    Major refactoring of the type inference engine · 27310213
    Simon Peyton Jones authored
    This patch embodies many, many changes to the contraint solver, which
    make it simpler, more robust, and more beautiful.  But it has taken
    me ages to get right. The forcing issue was some obscure programs
    involving recursive dictionaries, but these eventually led to a
    massive refactoring sweep.
    Main changes are:
     * No more "frozen errors" in the monad.  Instead "insoluble
       constraints" are now part of the WantedConstraints type.
     * The WantedConstraint type is a product of bags, instead of (as
       before) a bag of sums.  This eliminates a good deal of tagging and
     * This same WantedConstraints data type is used
         - As the way that constraints are gathered
         - As a field of an implication constraint
         - As both argument and result of solveWanted
         - As the argument to reportUnsolved
     * We do not generate any evidence for Derived constraints. They are
       purely there to allow "impovement" by unifying unification
     * In consequence, nothing is ever *rewritten* by a Derived
       constraint.  This removes, by construction, all the horrible
       potential recursive-dictionary loops that were making us tear our
       hair out.  No more isGoodRecEv search either. Hurrah!
     * We add the superclass Derived constraints during canonicalisation,
       after checking for duplicates.  So fewer superclass constraints
       are generated than before.
     * Skolem tc-tyvars no longer carry SkolemInfo.  Instead, the
       SkolemInfo lives in the GivenLoc of the Implication, where it
       can be tidied, zonked, and substituted nicely.  This alone is
       a major improvement.
     * Tidying is improved, so that we tend to get t1, t2, t3, rather
       than t1, t11, t111, etc
       Moreover, unification variables are always printed with a digit
       (thus a0, a1, etc), so that plain 'a' is available for a skolem
       arising from a type signature etc. In this way,
         (a) We quietly say which variables are unification variables,
             for those who know and care
         (b) Types tend to get printed as the user expects.  If he writes
                 f :: a -> a
                 f = ...blah...
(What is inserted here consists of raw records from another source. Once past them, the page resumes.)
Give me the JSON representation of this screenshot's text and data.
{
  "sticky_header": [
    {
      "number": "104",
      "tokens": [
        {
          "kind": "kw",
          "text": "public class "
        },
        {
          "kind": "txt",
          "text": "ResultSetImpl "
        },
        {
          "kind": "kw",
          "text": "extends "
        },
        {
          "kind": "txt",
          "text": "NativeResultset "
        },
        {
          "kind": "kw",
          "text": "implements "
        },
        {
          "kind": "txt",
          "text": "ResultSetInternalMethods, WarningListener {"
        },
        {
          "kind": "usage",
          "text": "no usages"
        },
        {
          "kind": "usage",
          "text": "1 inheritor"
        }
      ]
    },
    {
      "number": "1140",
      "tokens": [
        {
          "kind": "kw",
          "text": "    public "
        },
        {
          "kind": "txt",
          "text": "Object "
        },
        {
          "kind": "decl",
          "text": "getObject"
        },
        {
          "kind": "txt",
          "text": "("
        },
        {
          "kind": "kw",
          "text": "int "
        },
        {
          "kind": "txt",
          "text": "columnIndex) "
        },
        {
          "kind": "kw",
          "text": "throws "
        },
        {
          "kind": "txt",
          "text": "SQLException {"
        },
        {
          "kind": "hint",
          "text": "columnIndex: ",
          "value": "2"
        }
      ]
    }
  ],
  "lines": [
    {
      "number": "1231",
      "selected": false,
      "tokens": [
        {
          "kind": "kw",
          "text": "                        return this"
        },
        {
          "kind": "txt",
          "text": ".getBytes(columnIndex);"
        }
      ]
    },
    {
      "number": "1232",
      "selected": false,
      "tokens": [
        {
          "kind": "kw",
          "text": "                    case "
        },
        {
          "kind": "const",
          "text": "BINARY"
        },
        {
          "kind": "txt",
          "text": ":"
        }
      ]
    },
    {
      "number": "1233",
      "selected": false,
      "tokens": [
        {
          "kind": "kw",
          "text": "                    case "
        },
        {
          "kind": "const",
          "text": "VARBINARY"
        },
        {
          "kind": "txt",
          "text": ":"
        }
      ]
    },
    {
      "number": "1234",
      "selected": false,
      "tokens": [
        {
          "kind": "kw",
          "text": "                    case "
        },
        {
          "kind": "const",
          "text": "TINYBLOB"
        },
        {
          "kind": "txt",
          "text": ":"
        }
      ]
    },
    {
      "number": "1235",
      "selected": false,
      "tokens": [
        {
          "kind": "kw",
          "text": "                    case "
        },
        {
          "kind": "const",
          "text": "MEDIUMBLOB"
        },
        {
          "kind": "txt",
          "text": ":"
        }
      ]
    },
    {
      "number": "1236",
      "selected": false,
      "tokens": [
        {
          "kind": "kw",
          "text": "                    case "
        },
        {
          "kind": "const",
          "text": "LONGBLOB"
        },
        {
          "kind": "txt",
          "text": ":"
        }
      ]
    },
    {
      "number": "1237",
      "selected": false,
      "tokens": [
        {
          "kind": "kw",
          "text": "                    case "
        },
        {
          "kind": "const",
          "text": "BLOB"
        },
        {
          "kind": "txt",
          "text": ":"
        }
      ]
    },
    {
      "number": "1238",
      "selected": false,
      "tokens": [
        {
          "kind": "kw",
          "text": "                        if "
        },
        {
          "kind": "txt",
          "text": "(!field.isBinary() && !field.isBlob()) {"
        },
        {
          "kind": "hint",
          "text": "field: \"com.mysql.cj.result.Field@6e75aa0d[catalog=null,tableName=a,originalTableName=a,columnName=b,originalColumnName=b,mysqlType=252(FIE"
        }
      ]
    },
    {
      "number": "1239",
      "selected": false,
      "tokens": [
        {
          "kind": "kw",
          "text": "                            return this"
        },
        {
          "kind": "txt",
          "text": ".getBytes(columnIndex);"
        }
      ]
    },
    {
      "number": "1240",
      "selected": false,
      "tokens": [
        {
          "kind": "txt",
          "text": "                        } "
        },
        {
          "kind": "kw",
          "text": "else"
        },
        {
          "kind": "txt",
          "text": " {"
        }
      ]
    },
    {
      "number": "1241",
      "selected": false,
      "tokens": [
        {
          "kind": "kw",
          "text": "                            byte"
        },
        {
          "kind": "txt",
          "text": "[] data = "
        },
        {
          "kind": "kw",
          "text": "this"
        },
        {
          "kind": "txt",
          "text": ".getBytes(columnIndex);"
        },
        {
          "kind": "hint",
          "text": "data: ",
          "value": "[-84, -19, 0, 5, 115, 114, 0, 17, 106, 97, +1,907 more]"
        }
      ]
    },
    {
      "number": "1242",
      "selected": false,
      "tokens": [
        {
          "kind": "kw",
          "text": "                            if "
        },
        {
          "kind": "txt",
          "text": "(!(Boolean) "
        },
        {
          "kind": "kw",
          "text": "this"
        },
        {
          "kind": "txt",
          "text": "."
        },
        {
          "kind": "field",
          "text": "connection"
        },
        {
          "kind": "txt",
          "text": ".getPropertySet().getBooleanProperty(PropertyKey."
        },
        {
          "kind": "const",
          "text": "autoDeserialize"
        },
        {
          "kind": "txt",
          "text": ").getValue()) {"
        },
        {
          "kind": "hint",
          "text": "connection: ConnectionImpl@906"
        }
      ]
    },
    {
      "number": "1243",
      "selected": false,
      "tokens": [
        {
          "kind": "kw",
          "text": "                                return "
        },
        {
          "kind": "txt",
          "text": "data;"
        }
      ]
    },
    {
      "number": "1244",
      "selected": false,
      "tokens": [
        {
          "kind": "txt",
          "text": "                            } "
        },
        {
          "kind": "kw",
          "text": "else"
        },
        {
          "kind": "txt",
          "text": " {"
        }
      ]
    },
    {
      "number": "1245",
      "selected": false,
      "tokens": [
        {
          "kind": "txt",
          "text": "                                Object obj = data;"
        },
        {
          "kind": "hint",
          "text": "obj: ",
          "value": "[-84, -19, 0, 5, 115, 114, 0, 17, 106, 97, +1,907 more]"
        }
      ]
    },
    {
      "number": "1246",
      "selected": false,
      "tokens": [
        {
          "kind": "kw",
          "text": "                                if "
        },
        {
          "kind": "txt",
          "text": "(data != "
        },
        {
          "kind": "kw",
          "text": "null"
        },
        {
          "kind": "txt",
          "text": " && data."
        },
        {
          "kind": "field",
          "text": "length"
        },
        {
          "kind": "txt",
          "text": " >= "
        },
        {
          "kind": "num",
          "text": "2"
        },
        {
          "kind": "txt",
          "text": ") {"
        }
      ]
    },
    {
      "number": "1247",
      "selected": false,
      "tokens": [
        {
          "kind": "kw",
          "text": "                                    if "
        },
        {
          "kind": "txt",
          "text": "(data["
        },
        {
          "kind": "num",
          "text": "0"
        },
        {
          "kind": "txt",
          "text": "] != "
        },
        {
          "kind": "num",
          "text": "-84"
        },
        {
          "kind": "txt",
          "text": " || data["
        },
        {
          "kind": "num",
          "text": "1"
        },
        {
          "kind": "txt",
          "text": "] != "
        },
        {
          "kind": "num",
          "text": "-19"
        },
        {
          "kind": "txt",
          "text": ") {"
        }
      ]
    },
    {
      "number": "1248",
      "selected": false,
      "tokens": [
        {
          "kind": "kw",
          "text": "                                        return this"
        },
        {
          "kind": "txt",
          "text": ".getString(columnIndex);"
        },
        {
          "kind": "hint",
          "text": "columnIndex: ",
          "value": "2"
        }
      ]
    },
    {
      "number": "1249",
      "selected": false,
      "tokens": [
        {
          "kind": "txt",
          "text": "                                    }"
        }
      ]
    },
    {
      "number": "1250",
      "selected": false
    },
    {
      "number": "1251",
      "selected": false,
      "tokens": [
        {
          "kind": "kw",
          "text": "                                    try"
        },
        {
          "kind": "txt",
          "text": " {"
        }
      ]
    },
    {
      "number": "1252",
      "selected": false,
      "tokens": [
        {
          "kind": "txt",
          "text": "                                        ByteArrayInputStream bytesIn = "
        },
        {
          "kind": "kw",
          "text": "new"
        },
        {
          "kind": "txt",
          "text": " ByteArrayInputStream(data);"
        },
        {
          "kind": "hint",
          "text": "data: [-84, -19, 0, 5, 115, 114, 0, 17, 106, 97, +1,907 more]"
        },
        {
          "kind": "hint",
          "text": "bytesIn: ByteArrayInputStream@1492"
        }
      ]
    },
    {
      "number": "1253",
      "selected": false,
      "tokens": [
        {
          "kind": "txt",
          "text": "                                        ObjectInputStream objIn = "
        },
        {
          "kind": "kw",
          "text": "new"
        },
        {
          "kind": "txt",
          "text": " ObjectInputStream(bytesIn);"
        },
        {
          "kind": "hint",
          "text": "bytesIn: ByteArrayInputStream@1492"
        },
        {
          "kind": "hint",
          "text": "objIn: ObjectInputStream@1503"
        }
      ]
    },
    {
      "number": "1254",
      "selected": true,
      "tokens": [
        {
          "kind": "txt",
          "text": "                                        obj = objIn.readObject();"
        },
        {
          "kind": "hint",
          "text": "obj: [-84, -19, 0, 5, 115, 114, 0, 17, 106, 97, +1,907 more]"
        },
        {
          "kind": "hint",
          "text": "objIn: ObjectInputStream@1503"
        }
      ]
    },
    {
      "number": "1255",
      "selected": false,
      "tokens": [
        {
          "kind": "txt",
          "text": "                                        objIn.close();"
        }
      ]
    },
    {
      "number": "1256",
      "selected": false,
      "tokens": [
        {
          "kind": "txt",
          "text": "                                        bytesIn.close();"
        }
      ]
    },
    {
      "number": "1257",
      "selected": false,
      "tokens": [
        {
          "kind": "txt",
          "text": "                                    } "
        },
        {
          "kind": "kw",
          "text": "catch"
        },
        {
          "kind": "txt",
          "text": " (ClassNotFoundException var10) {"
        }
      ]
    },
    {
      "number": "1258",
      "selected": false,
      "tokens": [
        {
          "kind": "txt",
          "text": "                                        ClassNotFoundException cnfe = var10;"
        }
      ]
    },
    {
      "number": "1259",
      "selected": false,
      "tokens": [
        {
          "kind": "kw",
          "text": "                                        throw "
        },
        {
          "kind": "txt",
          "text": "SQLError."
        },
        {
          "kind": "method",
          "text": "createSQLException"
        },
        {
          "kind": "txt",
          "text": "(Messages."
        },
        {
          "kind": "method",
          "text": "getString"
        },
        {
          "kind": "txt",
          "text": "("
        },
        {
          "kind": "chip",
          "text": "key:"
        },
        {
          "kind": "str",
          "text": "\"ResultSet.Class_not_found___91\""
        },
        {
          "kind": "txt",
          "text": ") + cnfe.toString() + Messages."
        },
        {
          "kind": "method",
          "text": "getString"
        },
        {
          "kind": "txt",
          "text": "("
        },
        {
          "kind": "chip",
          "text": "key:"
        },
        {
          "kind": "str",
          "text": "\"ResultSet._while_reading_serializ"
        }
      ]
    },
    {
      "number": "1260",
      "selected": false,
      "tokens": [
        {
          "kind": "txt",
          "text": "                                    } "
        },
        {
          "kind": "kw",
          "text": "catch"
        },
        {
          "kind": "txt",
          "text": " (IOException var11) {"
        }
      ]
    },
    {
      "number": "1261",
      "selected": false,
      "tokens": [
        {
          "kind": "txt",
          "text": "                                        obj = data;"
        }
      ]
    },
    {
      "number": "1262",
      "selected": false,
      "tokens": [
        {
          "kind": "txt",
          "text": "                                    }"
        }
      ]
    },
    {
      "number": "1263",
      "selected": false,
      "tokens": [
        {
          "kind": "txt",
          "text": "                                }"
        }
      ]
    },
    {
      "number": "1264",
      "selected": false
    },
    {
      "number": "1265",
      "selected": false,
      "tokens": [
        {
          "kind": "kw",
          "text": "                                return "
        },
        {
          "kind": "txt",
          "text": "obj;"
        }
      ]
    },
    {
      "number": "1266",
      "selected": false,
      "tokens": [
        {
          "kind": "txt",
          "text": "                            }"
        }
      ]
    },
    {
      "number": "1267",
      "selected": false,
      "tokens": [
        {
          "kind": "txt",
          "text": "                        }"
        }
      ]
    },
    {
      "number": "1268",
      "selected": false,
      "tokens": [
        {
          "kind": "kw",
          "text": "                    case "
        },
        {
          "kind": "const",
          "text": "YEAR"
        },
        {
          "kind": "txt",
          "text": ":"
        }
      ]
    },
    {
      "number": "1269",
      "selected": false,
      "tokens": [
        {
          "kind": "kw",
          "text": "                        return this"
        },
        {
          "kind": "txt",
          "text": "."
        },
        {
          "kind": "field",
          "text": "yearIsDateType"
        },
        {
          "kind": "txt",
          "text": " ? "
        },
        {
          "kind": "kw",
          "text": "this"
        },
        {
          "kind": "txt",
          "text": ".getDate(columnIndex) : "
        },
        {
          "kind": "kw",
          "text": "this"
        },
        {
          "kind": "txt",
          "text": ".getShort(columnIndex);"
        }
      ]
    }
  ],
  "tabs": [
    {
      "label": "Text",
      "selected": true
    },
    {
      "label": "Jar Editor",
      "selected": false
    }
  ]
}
             then types involving 'a' get printed with 'a', rather than
             some tidied variant.
     * There are significant improvements in error messages, notably
       in the "Cannot deduce X from Y" messages.